## What is expected:
Give the listing again exactly, skipping any pictures it holds.

== Segment start ==

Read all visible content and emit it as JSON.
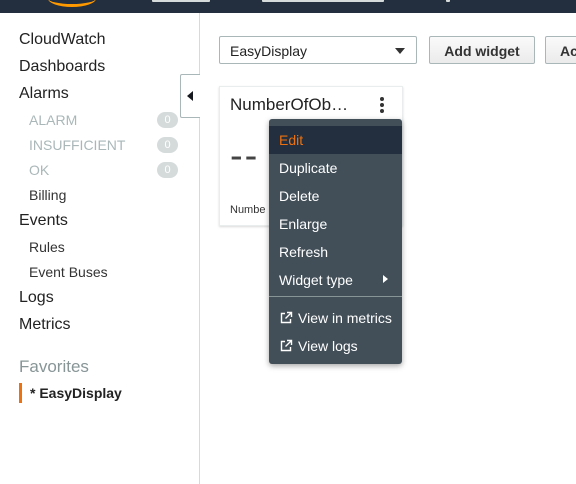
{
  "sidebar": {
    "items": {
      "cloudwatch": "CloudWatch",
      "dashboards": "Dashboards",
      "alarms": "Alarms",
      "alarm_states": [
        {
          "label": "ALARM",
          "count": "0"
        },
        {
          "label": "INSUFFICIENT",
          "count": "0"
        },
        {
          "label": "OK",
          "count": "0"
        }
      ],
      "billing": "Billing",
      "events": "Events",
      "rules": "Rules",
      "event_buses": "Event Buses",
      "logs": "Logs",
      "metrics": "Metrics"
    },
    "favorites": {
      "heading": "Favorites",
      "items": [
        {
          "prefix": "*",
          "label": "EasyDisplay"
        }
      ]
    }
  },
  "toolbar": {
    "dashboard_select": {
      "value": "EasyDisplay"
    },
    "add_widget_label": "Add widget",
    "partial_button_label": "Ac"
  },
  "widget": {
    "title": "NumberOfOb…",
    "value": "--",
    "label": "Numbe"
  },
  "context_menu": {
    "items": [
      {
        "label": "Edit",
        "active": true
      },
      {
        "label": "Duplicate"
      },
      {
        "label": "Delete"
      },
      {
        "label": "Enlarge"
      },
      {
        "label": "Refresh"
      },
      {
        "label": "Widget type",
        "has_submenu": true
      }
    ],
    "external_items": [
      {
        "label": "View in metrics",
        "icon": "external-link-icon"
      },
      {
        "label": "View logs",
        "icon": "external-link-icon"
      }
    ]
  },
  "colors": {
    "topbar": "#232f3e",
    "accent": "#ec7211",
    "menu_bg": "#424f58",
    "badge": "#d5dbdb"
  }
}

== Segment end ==

## Solution:
Read all visible content and emit it as JSON.
{
  "sidebar": {
    "items": {
      "cloudwatch": "CloudWatch",
      "dashboards": "Dashboards",
      "alarms": "Alarms",
      "alarm_states": [
        {
          "label": "ALARM",
          "count": "0"
        },
        {
          "label": "INSUFFICIENT",
          "count": "0"
        },
        {
          "label": "OK",
          "count": "0"
        }
      ],
      "billing": "Billing",
      "events": "Events",
      "rules": "Rules",
      "event_buses": "Event Buses",
      "logs": "Logs",
      "metrics": "Metrics"
    },
    "favorites": {
      "heading": "Favorites",
      "items": [
        {
          "prefix": "*",
          "label": "EasyDisplay"
        }
      ]
    }
  },
  "toolbar": {
    "dashboard_select": {
      "value": "EasyDisplay"
    },
    "add_widget_label": "Add widget",
    "partial_button_label": "Ac"
  },
  "widget": {
    "title": "NumberOfOb…",
    "value": "--",
    "label": "Numbe"
  },
  "context_menu": {
    "items": [
      {
        "label": "Edit",
        "active": true
      },
      {
        "label": "Duplicate"
      },
      {
        "label": "Delete"
      },
      {
        "label": "Enlarge"
      },
      {
        "label": "Refresh"
      },
      {
        "label": "Widget type",
        "has_submenu": true
      }
    ],
    "external_items": [
      {
        "label": "View in metrics",
        "icon": "external-link-icon"
      },
      {
        "label": "View logs",
        "icon": "external-link-icon"
      }
    ]
  },
  "colors": {
    "topbar": "#232f3e",
    "accent": "#ec7211",
    "menu_bg": "#424f58",
    "badge": "#d5dbdb"
  }
}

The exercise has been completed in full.